  • Heat rash also known as prickly heat, is a skin irritation caused by sweat that does not evaporate from the skin.
  • Heat cramps caused by the loss of body salts and fluid during sweating
  • Heat exhaustion which is the body’s response to excessive loss of water and salt as a result of heavy sweating. Signs include headache, nausea, dizziness, weakness, irritability, thirst and heavy sweating. Or even
  • Heat stroke when the body is no longer able to regulate its core temperature. Sweating stops and the body can no longer rid itself of excess heat. Signs can include confusion, loss of consciousness, and seizures.

Heat stroke and heat exhaustion are serious conditions and anyone showing symptoms should receive immediate medical assistance.

 So what is the maximum temperature for working?

While regulations do state that “During working hours, the temperature in all workplaces inside buildings shall be reasonable” in the UK there is no set maximum temperature for a workplace and the regulation does not apply to outdoor workplaces. What is reasonable will depend on the workplace, a reasonable temperature in an office may not be the same as a reasonable temperature in a bakery.

What can we do to manage work in hot temperatures?

There are a number of precautions that can be taken to reduce the risk of heat related ill health including:
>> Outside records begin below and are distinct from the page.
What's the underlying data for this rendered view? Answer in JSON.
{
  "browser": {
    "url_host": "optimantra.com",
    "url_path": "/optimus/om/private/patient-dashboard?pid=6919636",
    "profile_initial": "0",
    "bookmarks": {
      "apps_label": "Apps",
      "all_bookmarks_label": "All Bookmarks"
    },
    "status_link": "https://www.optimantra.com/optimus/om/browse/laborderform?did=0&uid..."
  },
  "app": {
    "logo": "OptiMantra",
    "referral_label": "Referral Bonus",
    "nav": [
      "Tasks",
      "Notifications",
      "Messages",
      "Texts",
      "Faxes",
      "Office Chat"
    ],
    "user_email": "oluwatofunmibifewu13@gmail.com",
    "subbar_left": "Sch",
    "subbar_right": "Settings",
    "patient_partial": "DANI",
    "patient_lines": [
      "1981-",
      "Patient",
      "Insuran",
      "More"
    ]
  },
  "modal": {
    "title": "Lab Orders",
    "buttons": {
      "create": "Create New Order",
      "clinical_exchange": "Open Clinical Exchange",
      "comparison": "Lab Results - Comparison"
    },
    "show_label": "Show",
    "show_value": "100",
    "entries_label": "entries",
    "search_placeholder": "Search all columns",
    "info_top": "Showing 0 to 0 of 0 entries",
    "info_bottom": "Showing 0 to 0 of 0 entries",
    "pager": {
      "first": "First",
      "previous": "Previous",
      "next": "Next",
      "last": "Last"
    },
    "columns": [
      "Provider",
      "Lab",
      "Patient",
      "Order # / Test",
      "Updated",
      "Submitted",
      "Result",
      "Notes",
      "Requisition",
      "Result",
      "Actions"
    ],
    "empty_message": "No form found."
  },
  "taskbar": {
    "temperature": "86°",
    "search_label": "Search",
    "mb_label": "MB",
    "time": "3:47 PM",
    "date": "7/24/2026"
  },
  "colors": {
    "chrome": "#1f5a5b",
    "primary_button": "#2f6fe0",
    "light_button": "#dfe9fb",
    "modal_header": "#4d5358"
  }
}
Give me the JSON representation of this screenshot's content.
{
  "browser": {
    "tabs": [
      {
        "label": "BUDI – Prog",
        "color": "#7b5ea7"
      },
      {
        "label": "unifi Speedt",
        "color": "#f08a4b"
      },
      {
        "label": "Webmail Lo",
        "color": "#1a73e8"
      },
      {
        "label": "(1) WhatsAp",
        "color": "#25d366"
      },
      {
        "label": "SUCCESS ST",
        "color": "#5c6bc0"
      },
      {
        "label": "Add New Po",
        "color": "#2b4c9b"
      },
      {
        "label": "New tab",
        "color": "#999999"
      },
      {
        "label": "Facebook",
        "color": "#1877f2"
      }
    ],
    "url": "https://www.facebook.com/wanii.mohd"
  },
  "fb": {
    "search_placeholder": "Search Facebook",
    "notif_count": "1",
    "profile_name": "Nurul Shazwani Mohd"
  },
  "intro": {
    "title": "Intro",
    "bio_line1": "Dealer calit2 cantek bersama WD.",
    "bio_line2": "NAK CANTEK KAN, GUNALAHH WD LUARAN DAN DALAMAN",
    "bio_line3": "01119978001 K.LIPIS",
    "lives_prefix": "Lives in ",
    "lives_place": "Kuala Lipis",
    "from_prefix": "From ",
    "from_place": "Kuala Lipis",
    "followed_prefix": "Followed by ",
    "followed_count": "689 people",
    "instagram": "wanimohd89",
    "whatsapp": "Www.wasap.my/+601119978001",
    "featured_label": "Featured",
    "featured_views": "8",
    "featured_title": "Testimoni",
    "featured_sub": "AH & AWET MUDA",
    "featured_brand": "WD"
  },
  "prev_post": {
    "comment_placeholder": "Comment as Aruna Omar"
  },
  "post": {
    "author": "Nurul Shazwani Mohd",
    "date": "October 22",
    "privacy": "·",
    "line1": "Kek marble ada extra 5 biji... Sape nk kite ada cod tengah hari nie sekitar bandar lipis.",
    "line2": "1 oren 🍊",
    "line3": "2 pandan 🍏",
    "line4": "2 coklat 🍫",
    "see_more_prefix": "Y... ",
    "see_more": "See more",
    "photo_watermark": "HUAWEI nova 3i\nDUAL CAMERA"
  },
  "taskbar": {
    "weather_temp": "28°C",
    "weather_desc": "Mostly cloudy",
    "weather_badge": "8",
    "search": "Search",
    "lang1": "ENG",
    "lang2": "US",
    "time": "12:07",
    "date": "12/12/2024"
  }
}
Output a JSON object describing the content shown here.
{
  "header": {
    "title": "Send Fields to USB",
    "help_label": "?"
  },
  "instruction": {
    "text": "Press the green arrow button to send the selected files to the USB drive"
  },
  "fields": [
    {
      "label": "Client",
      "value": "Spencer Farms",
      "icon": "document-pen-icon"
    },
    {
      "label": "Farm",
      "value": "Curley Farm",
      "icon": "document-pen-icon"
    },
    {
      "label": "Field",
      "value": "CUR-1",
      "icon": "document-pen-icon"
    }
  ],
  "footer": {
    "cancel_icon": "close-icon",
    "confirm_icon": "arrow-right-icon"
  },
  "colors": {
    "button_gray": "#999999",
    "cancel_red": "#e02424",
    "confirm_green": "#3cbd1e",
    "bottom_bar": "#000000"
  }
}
  • Where possible arrange outside work to avoid the hottest periods of the day.
  • Take frequent breaks in the shade away from direct sunlight.
  • Consider relaxing formal dress codes and letting people add or remove layers depending on temperature. Of course sometimes it is necessary to wear special clothing e.g. for visibility or protection against hazards i.e. personal protective equipment (PPE). In these cases it may be necessary to adjust the amount of work and rate of work that employees are required to do.
  • When taking breaks remove PPE to help encourage heat loss (ensure breaks can be taken in a safe area where PPE can be safely removed).
  • Allow new staff or those returning to work more frequent breaks, allowing them to acclimatise.
  • During hot periods, take plenty of breaks and consume a small cup of, preferably cool, water every 15 to 20 minutes (up to one litre of water per hour).
  • Wear sleeved tops outdoors. Covering up offers the best protection from UV rays. Note, wet clothing provides less protection.
  • Wear proper UV sunglasses as these are the only ones that block out 100% of UV rays (those will have a UV 400 label or similar).
  • Wear sunscreen with an SPF factor of 15 or more as this offers protection against both UVA and UVB. Apply evenly and regularly. But don’t relay on sunscreen alone do not extend time spent out in the sun because you are wearing sunscreen, regular breaks should still be taken
  • Using a spray or alcohol-based sunscreen will help to prevent dust etc. from sticking and causing irritation.
  • Hard hats should still be worn where required, use a cloth or something similar to cover the back of the neck (ensure the hat still fits correctly).
  • Always keep an eye on others around you for symptoms of heat exhaustion.
  • Check your skin regularly for any signs of moles or spots. See your GP promptly if you see anything that changes shape colour size or if it itches or bleeds.
  • Controlling ventilation and air movement e.g. by providing fans, ensuring windows can be opened and radiators turned off and that any air conditioning systems are maintained.
  • Moving work stations away from hot processes or plant.
  • Providing shade and avoiding work in direct sunlight.

Please speak to your normal PIB Risk management contact or get in touch using [email protected]  if you have any questions workplace temperature and thermal comfort.